It's a little hard to take the gods' rules seriously when they don't seem to abide by any recognizable code of conduct. But here, Kalypso sees to be acting on the level: she's promising Odysseus that her help is genuine.
(Kalypso:) ‘[…] but if you only knew in your own heart how many hardships you were fated to undergo before getting back to your country, you would stay here with me and be the lord of this household and be an immortal […].’ (5.206-209)
Kalypso has a point – Odysseus intentionally chooses suffering. In this, he parallels Achilleus, the hero of The Iliad, who faces a choice between a long life back home and a short, glorious life fighting at Troy—and chooses Option II. And yet, Odysseus’s suffering is for the sake of getting back home—exactly what Achilleus rejects.
(Kalypso:) ‘How is it, Hermes of the golden staff, you have come to me? I honor you and love you; but you have not come much before this. Speak what is in your mind. My heart is urgent to do it if I can, and if it is a thing that can be accomplished. But come in with me, so I can put entertainment before you.’ So the goddess spoke, and she set before him a table which she had filled with ambrosia, and mixed red nectar for him. (5.87-93)
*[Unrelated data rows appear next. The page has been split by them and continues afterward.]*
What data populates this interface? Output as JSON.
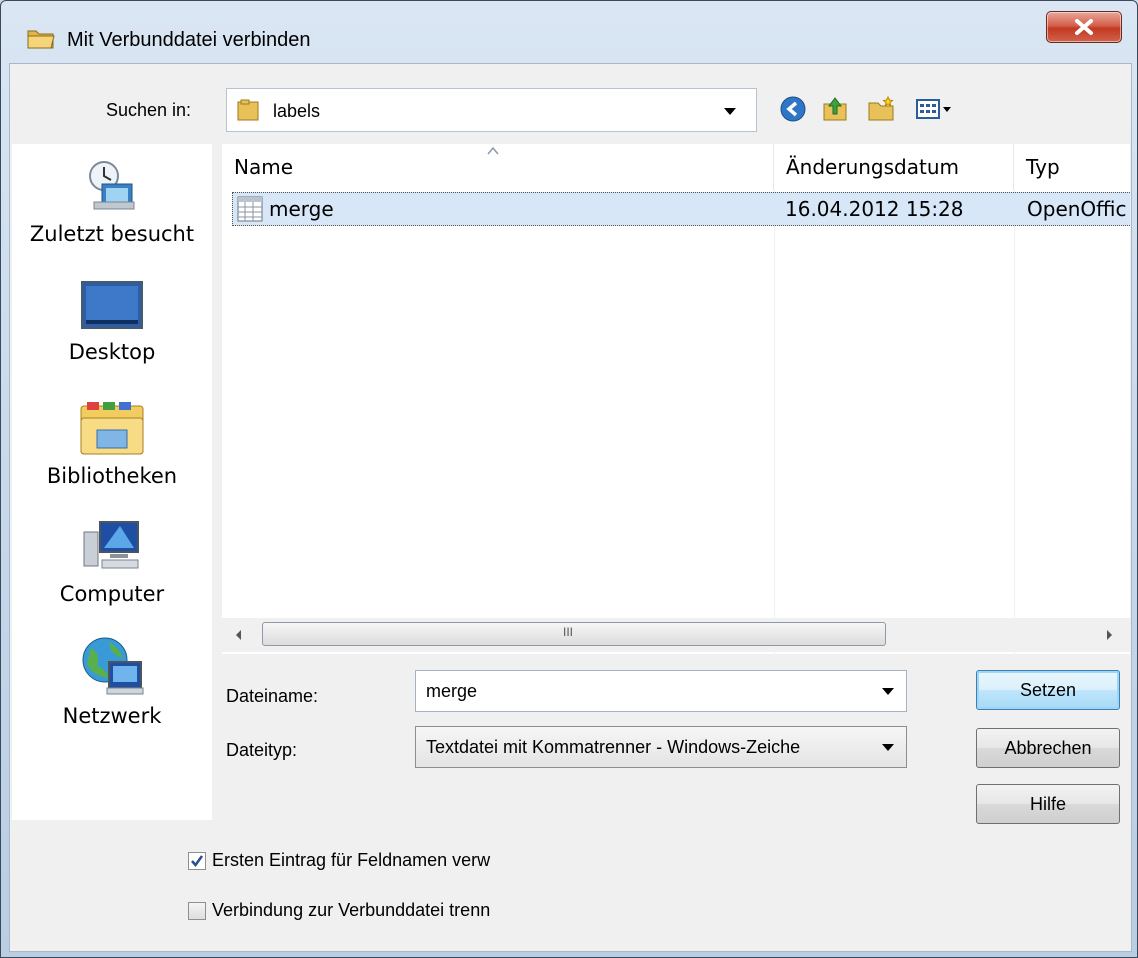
{
  "window": {
    "title": "Mit Verbunddatei verbinden"
  },
  "toolbar": {
    "lookin_label": "Suchen in:",
    "lookin_value": "labels",
    "icons": [
      "back-icon",
      "up-folder-icon",
      "new-folder-icon",
      "view-menu-icon"
    ]
  },
  "places": [
    {
      "label": "Zuletzt besucht",
      "icon": "recent-places-icon"
    },
    {
      "label": "Desktop",
      "icon": "desktop-icon"
    },
    {
      "label": "Bibliotheken",
      "icon": "libraries-icon"
    },
    {
      "label": "Computer",
      "icon": "computer-icon"
    },
    {
      "label": "Netzwerk",
      "icon": "network-icon"
    }
  ],
  "filelist": {
    "columns": [
      "Name",
      "Änderungsdatum",
      "Typ"
    ],
    "rows": [
      {
        "name": "merge",
        "date": "16.04.2012 15:28",
        "type": "OpenOffic"
      }
    ],
    "scroll_grip": "III"
  },
  "form": {
    "filename_label": "Dateiname:",
    "filename_value": "merge",
    "filetype_label": "Dateityp:",
    "filetype_value": "Textdatei mit Kommatrenner  - Windows-Zeiche"
  },
  "buttons": {
    "set": "Setzen",
    "cancel": "Abbrechen",
    "help": "Hilfe"
  },
  "options": [
    {
      "label": "Ersten Eintrag für Feldnamen verw",
      "checked": true
    },
    {
      "label": "Verbindung zur Verbunddatei trenn",
      "checked": false
    }
  ],
  "colors": {
    "selection": "#d7e7f7",
    "close_button": "#c23a22",
    "accent": "#3c7fb1"
  }
}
Even the gods have traditions of hospitality between one another.